### Work item:
Restate, in full and unchanged, the entries that follow, but not their pictures.

### Data:
____________

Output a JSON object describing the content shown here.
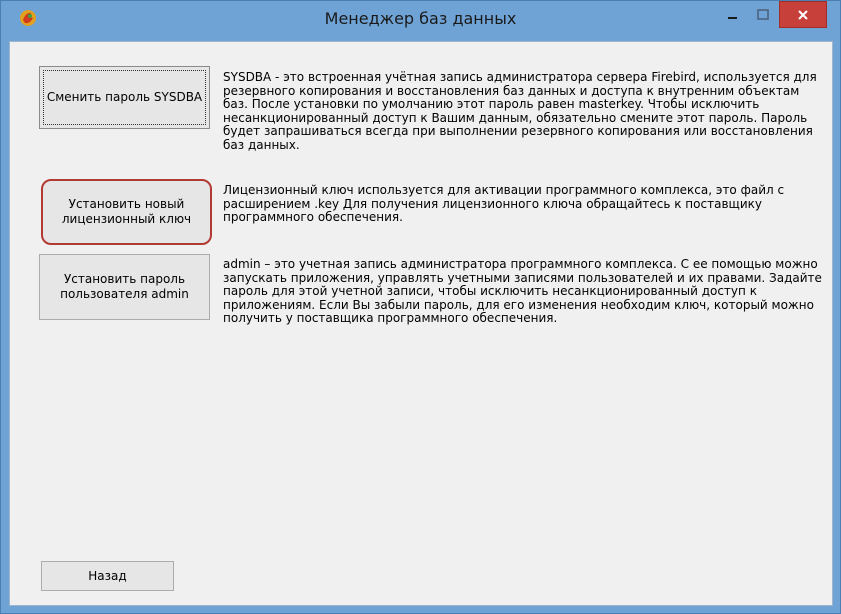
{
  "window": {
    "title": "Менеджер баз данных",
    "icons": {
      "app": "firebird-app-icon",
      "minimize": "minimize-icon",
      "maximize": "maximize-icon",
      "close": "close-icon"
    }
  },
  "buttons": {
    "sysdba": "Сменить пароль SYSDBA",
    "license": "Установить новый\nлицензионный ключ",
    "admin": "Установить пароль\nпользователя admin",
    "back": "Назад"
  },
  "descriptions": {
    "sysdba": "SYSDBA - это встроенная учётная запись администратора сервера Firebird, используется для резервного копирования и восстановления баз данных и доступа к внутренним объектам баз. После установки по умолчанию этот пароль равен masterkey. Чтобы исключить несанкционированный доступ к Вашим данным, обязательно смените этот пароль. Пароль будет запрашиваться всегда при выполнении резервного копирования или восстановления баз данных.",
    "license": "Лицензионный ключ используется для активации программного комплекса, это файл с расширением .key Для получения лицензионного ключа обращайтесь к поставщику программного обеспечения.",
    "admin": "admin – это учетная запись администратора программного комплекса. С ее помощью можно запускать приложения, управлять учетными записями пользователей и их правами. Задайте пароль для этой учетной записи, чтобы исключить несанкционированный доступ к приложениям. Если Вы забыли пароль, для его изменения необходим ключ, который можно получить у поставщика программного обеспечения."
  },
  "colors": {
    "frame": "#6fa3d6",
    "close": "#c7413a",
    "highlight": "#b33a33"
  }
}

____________

### Expected answer:
Output a JSON object describing the content shown here.
{
  "window": {
    "title": "Менеджер баз данных",
    "icons": {
      "app": "firebird-app-icon",
      "minimize": "minimize-icon",
      "maximize": "maximize-icon",
      "close": "close-icon"
    }
  },
  "buttons": {
    "sysdba": "Сменить пароль SYSDBA",
    "license": "Установить новый\nлицензионный ключ",
    "admin": "Установить пароль\nпользователя admin",
    "back": "Назад"
  },
  "descriptions": {
    "sysdba": "SYSDBA - это встроенная учётная запись администратора сервера Firebird, используется для резервного копирования и восстановления баз данных и доступа к внутренним объектам баз. После установки по умолчанию этот пароль равен masterkey. Чтобы исключить несанкционированный доступ к Вашим данным, обязательно смените этот пароль. Пароль будет запрашиваться всегда при выполнении резервного копирования или восстановления баз данных.",
    "license": "Лицензионный ключ используется для активации программного комплекса, это файл с расширением .key Для получения лицензионного ключа обращайтесь к поставщику программного обеспечения.",
    "admin": "admin – это учетная запись администратора программного комплекса. С ее помощью можно запускать приложения, управлять учетными записями пользователей и их правами. Задайте пароль для этой учетной записи, чтобы исключить несанкционированный доступ к приложениям. Если Вы забыли пароль, для его изменения необходим ключ, который можно получить у поставщика программного обеспечения."
  },
  "colors": {
    "frame": "#6fa3d6",
    "close": "#c7413a",
    "highlight": "#b33a33"
  }
}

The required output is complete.